WHAT THE TASK REQUIRES: When you return the data, keep each character exactly as it appears.

GIVEN DATA Block Start

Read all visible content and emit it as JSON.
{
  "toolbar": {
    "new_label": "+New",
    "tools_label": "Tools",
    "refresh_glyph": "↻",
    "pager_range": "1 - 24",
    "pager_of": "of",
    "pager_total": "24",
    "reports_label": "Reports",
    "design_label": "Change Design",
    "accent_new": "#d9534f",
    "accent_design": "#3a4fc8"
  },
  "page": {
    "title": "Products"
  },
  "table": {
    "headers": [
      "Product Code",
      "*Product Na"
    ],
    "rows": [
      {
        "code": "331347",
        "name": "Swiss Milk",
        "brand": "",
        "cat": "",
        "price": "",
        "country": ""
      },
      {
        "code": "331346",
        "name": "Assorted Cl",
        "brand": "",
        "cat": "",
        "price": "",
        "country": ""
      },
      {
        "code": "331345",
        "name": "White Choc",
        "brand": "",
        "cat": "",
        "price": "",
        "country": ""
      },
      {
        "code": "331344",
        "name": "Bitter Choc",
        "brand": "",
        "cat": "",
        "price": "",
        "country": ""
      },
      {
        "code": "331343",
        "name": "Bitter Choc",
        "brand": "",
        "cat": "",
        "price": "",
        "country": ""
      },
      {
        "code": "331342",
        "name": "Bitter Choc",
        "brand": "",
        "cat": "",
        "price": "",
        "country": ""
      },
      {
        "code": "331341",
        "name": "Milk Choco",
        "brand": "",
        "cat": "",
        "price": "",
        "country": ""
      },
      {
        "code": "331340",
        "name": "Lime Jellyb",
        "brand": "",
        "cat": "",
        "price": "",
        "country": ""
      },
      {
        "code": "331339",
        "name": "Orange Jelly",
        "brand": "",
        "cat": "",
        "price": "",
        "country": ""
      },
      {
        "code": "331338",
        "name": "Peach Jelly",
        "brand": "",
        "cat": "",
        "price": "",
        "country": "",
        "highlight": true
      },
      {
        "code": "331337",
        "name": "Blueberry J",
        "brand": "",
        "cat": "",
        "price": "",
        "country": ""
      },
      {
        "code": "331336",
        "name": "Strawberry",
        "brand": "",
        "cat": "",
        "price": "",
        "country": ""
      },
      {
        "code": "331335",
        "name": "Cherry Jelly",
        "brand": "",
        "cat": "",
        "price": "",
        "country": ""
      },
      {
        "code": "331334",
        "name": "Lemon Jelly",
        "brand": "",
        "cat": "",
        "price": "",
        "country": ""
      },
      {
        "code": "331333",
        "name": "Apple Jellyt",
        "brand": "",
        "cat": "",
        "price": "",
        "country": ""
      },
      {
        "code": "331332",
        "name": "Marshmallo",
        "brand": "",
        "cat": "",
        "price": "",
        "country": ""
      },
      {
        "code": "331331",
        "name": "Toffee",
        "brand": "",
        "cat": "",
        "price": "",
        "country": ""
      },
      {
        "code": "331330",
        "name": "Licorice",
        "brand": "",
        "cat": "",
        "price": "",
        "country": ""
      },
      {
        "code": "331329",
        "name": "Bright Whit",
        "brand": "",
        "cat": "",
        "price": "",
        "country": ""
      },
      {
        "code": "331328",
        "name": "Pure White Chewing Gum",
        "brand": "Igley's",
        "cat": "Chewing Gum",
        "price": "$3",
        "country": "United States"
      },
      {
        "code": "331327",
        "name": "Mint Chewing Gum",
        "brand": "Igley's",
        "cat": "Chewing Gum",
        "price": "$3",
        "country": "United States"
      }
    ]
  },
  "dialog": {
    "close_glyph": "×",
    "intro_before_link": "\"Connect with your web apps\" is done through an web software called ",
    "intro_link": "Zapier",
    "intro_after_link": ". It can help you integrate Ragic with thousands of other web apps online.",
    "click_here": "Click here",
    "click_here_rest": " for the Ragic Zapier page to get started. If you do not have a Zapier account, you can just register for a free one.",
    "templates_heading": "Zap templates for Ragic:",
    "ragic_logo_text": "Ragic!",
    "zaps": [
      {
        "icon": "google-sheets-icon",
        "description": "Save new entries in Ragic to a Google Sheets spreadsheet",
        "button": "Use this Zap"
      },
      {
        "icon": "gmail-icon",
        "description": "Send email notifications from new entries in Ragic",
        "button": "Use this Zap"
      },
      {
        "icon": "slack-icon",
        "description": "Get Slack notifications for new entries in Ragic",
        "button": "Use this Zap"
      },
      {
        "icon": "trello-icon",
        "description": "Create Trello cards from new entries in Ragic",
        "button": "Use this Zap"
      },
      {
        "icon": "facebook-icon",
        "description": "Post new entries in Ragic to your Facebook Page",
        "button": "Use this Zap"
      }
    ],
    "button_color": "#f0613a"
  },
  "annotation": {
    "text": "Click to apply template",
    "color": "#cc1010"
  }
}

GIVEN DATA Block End

RESPONSE TO THIS EXERCISE:
Read all visible content and emit it as JSON.
{
  "toolbar": {
    "new_label": "+New",
    "tools_label": "Tools",
    "refresh_glyph": "↻",
    "pager_range": "1 - 24",
    "pager_of": "of",
    "pager_total": "24",
    "reports_label": "Reports",
    "design_label": "Change Design",
    "accent_new": "#d9534f",
    "accent_design": "#3a4fc8"
  },
  "page": {
    "title": "Products"
  },
  "table": {
    "headers": [
      "Product Code",
      "*Product Na"
    ],
    "rows": [
      {
        "code": "331347",
        "name": "Swiss Milk",
        "brand": "",
        "cat": "",
        "price": "",
        "country": ""
      },
      {
        "code": "331346",
        "name": "Assorted Cl",
        "brand": "",
        "cat": "",
        "price": "",
        "country": ""
      },
      {
        "code": "331345",
        "name": "White Choc",
        "brand": "",
        "cat": "",
        "price": "",
        "country": ""
      },
      {
        "code": "331344",
        "name": "Bitter Choc",
        "brand": "",
        "cat": "",
        "price": "",
        "country": ""
      },
      {
        "code": "331343",
        "name": "Bitter Choc",
        "brand": "",
        "cat": "",
        "price": "",
        "country": ""
      },
      {
        "code": "331342",
        "name": "Bitter Choc",
        "brand": "",
        "cat": "",
        "price": "",
        "country": ""
      },
      {
        "code": "331341",
        "name": "Milk Choco",
        "brand": "",
        "cat": "",
        "price": "",
        "country": ""
      },
      {
        "code": "331340",
        "name": "Lime Jellyb",
        "brand": "",
        "cat": "",
        "price": "",
        "country": ""
      },
      {
        "code": "331339",
        "name": "Orange Jelly",
        "brand": "",
        "cat": "",
        "price": "",
        "country": ""
      },
      {
        "code": "331338",
        "name": "Peach Jelly",
        "brand": "",
        "cat": "",
        "price": "",
        "country": "",
        "highlight": true
      },
      {
        "code": "331337",
        "name": "Blueberry J",
        "brand": "",
        "cat": "",
        "price": "",
        "country": ""
      },
      {
        "code": "331336",
        "name": "Strawberry",
        "brand": "",
        "cat": "",
        "price": "",
        "country": ""
      },
      {
        "code": "331335",
        "name": "Cherry Jelly",
        "brand": "",
        "cat": "",
        "price": "",
        "country": ""
      },
      {
        "code": "331334",
        "name": "Lemon Jelly",
        "brand": "",
        "cat": "",
        "price": "",
        "country": ""
      },
      {
        "code": "331333",
        "name": "Apple Jellyt",
        "brand": "",
        "cat": "",
        "price": "",
        "country": ""
      },
      {
        "code": "331332",
        "name": "Marshmallo",
        "brand": "",
        "cat": "",
        "price": "",
        "country": ""
      },
      {
        "code": "331331",
        "name": "Toffee",
        "brand": "",
        "cat": "",
        "price": "",
        "country": ""
      },
      {
        "code": "331330",
        "name": "Licorice",
        "brand": "",
        "cat": "",
        "price": "",
        "country": ""
      },
      {
        "code": "331329",
        "name": "Bright Whit",
        "brand": "",
        "cat": "",
        "price": "",
        "country": ""
      },
      {
        "code": "331328",
        "name": "Pure White Chewing Gum",
        "brand": "Igley's",
        "cat": "Chewing Gum",
        "price": "$3",
        "country": "United States"
      },
      {
        "code": "331327",
        "name": "Mint Chewing Gum",
        "brand": "Igley's",
        "cat": "Chewing Gum",
        "price": "$3",
        "country": "United States"
      }
    ]
  },
  "dialog": {
    "close_glyph": "×",
    "intro_before_link": "\"Connect with your web apps\" is done through an web software called ",
    "intro_link": "Zapier",
    "intro_after_link": ". It can help you integrate Ragic with thousands of other web apps online.",
    "click_here": "Click here",
    "click_here_rest": " for the Ragic Zapier page to get started. If you do not have a Zapier account, you can just register for a free one.",
    "templates_heading": "Zap templates for Ragic:",
    "ragic_logo_text": "Ragic!",
    "zaps": [
      {
        "icon": "google-sheets-icon",
        "description": "Save new entries in Ragic to a Google Sheets spreadsheet",
        "button": "Use this Zap"
      },
      {
        "icon": "gmail-icon",
        "description": "Send email notifications from new entries in Ragic",
        "button": "Use this Zap"
      },
      {
        "icon": "slack-icon",
        "description": "Get Slack notifications for new entries in Ragic",
        "button": "Use this Zap"
      },
      {
        "icon": "trello-icon",
        "description": "Create Trello cards from new entries in Ragic",
        "button": "Use this Zap"
      },
      {
        "icon": "facebook-icon",
        "description": "Post new entries in Ragic to your Facebook Page",
        "button": "Use this Zap"
      }
    ],
    "button_color": "#f0613a"
  },
  "annotation": {
    "text": "Click to apply template",
    "color": "#cc1010"
  }
}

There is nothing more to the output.